= Exercise =
In the data that follows, find each line containing "Tvorba" and copy it.

= Data records =
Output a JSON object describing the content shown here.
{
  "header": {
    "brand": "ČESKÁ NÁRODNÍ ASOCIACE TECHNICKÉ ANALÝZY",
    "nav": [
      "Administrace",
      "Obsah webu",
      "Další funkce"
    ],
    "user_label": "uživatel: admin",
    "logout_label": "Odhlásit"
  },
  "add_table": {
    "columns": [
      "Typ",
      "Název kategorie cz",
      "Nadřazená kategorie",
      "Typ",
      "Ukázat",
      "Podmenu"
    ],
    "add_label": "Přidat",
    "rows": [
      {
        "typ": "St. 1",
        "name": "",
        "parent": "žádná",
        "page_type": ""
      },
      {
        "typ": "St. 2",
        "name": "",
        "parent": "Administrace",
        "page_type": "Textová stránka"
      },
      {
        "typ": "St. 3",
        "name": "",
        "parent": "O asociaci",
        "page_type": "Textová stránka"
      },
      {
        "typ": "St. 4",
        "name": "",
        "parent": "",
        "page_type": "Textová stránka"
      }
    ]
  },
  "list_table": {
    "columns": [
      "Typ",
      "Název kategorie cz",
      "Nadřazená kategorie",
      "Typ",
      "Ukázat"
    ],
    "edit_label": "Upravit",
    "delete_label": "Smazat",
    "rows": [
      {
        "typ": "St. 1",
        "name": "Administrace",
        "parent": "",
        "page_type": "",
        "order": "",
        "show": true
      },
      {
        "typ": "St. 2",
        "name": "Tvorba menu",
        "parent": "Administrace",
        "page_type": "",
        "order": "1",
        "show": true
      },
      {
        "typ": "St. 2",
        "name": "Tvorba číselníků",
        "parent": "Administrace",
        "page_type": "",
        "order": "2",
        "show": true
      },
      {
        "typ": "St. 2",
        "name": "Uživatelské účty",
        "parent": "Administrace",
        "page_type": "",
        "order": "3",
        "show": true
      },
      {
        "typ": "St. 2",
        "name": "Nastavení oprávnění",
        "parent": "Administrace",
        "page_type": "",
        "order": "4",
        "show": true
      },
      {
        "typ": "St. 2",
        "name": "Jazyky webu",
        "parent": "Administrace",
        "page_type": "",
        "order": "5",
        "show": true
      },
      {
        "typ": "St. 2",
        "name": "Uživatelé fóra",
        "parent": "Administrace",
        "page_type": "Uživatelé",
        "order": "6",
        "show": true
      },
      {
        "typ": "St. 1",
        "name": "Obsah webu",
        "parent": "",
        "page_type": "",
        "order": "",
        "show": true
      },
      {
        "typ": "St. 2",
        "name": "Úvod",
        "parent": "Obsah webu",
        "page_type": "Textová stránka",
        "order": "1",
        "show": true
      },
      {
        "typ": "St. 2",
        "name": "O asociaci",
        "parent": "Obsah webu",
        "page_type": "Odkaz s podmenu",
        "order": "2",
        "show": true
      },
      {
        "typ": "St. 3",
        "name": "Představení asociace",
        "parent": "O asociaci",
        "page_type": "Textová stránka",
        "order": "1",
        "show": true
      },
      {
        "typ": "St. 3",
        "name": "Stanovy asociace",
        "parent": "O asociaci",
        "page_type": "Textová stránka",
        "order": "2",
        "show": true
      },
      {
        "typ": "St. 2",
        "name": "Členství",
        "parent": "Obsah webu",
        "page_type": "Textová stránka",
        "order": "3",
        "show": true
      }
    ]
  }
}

= Answer box =
        "name": "Tvorba menu",
        "name": "Tvorba číselníků",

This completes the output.